David Merrick, who was born David Lee Margulois in St. Louis, Missouri, in 1911, was a lawyer who in 1940 turned to theatre, becoming one of the most successful producers that Broadway has ever seen. Bombastic, savvy, and cunning, Merrick was a master of publicity, generating positive news and spin about his shows even when they had received negative reviews. Merrick was a one-of-a-kind showman, who saw the producer’s role as directly being part of the “show” in show business.
Merrick’s Masterful Manner
David Merrick was a master at generating publicity and at producing Broadway shows. With well over fifty Broadway productions over the span of about 40 years, he managed to always have a hit on his hands. And if he didn’t have a hit, then he was busy coming up with a way to get people to buy tickets to a show that might otherwise close.
He was also an eclectic producer. At one moment he’d be getting the Broadway premiere of the Peter Weiss play The Persecution and Assassination of Jean-Paul Marat as Performed by the Inmates of the Asylum of Charenton Under the Direction of the Marquis de Sade (Marat/Sade) on the stage, and the next, he’d be opening the Jerry Herman/Michael Stewart musical Hello, Dolly!
He was prodigious and unrelenting. The volume of work he produced at times was overwhelming. At the Tony Awards, Merrick was often in competition with himself. As an example, in 1963, he produced Oliver!, Luther, 110 in the Shade, and One Flew Over the Cuckoo’s Nest. At the Tonys that year, two of his shows, Oliver! and Stop the World I Want to Get Off (produced in 1962) were nominated for Best Musical. The next year, 1964, Luther was nominated as Best Play and Hello, Dolly! as Best Musical and both won.
Big and Bigger
Merrick seemed to do everything big. He was married six times and divorced five. His wives were Lenore Beck, Jeanne Gibson, Etan Aronson (twice married and divorced), Karen Prunczik, and Natalie Lloyd. He was married to Lloyd at the time of his death in 2000.

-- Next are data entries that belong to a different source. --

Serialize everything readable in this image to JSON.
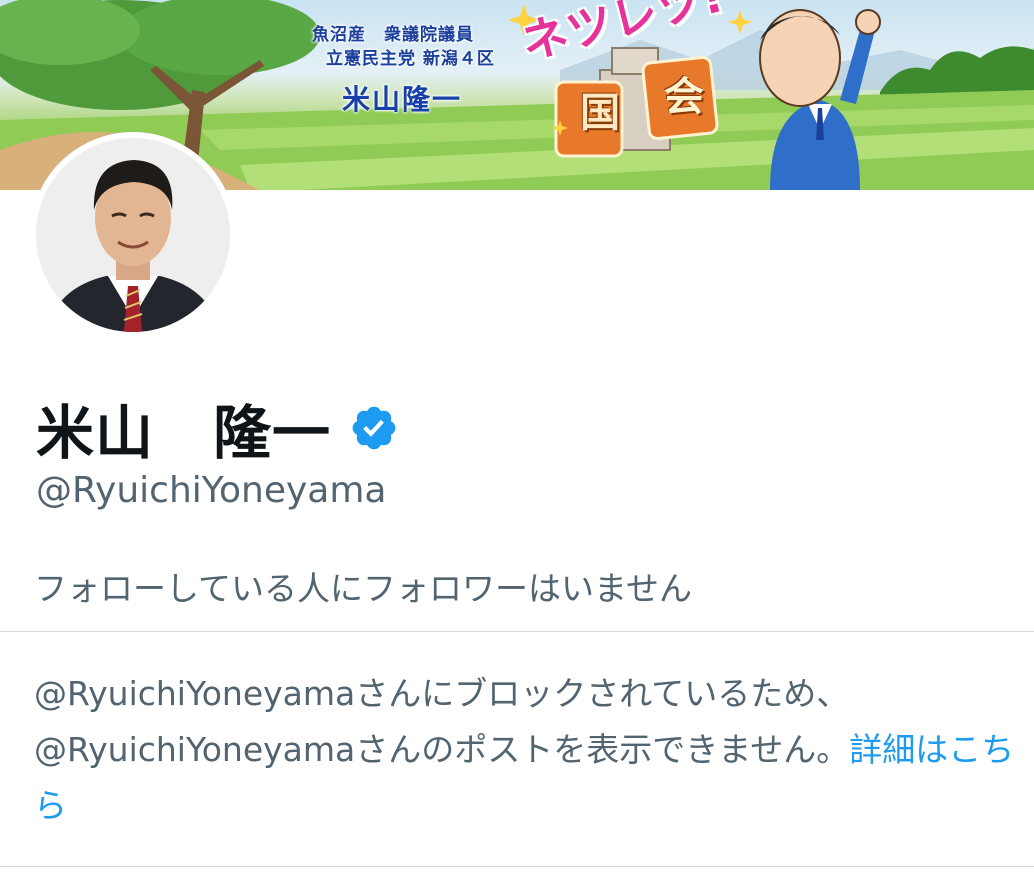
{
  "banner": {
    "line1": "魚沼産　衆議院議員",
    "line2": "立憲民主党 新潟４区",
    "name": "米山隆一",
    "slogan": "ネツレツ!",
    "slogan_char1": "国",
    "slogan_char2": "会"
  },
  "profile": {
    "display_name": "米山　隆一",
    "verified_icon": "verified-badge-icon",
    "handle": "@RyuichiYoneyama",
    "follow_note": "フォローしている人にフォロワーはいません"
  },
  "blocked": {
    "line1": "@RyuichiYoneyamaさんにブロックされているため、",
    "line2": "@RyuichiYoneyamaさんのポストを表示できません。",
    "learn_more": "詳細はこちら"
  },
  "colors": {
    "link": "#1d9bf0",
    "secondary_text": "#536471",
    "primary_text": "#0f1419",
    "verified": "#1d9bf0"
  }
}
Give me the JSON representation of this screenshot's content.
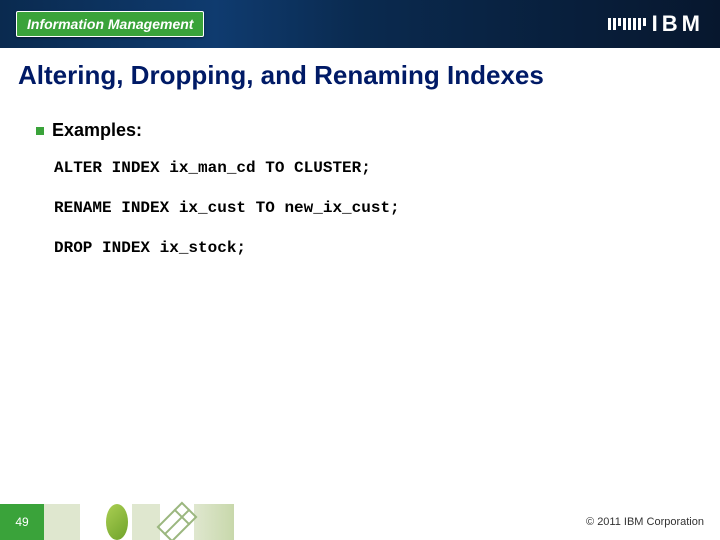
{
  "header": {
    "badge_text": "Information Management",
    "logo_text": "IBM"
  },
  "title": "Altering, Dropping, and Renaming Indexes",
  "body": {
    "bullet_label": "Examples:",
    "code_lines": [
      "ALTER INDEX ix_man_cd TO CLUSTER;",
      "RENAME INDEX ix_cust TO new_ix_cust;",
      "DROP INDEX ix_stock;"
    ]
  },
  "footer": {
    "slide_number": "49",
    "copyright": "© 2011 IBM Corporation"
  }
}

Of course, his publicity stunts are mythological, and they often drew a lot of attention. One of his most famous involved the musical Subways Are for Sleeping (1961). The musical has opened and received bad reviews. Merrick invited seven people from the environs of New York to see the show. What made each of these attendees unique is that each has the same name as one of the seven most prominent NY theatre reviewers of the time.
Thus, when the aptly named Howard Taubman, Walter Kerr, John Chapman, John McClain, Richard Watts, Jr., Norman Nadel, and Robert Coleman saw the show, Merrick asked each if he could use their images and names in an ad for Subways Are for Sleeping. In the advertisement, which ran in one edition of the New York Herald Tribune, there were quotes raving about the show attributed to the men who happened to have the same names as the reviewers. The stunt drew a lot of press and Subways Are for Sleeping extended its run for 205 performances, or about six months.
One of the most famous, and perhaps infamous, incidents occurred on August 25, 1980. That was opening night of 42nd Street. The show’s director, Gower Champion, had been hospitalized while the musical was in previews and the morning of opening, he died in the hospital from a rare form of cancer. Merrick kept a lid on the news and announced Champion’s death during the opening night curtain call to a stunned cast, crew, and audience. It garnered a lot of publicity and made some wonder about what appeared to some to be the manipulative motive behind Merrick’s emotional announcement.
In the course of his career, David Merrick garnered 37 Tony nominations, and received 2 Special Tonys and 9 others. His productions included some of the most legendary, such as 42nd Street (1980), Tom Stoppard’s Travesties (1976) and his Rosencrantz and Guildenstern Are Dead (1968), Oliver! (1963), Hello, Dolly! (1964), and John Osborne’s Look Back in Anger (1958).
He was also the man behind some major Broadway’s failures, including Breakfast at Tiffany’s (1964), Foxy (1966), and The Milk Train Doesn’t Stop Here Anymore (1963).
From 1958 to 1973, he always had at least one Tony nomination and in all but seven of those years 26 theatre seasons, he had multiple nominations. Merrick was the ultimate showman and producer, willing to take risks and doing just about anything that he could to make them pay off. David Merrick, they simply don’t make producers like him anymore.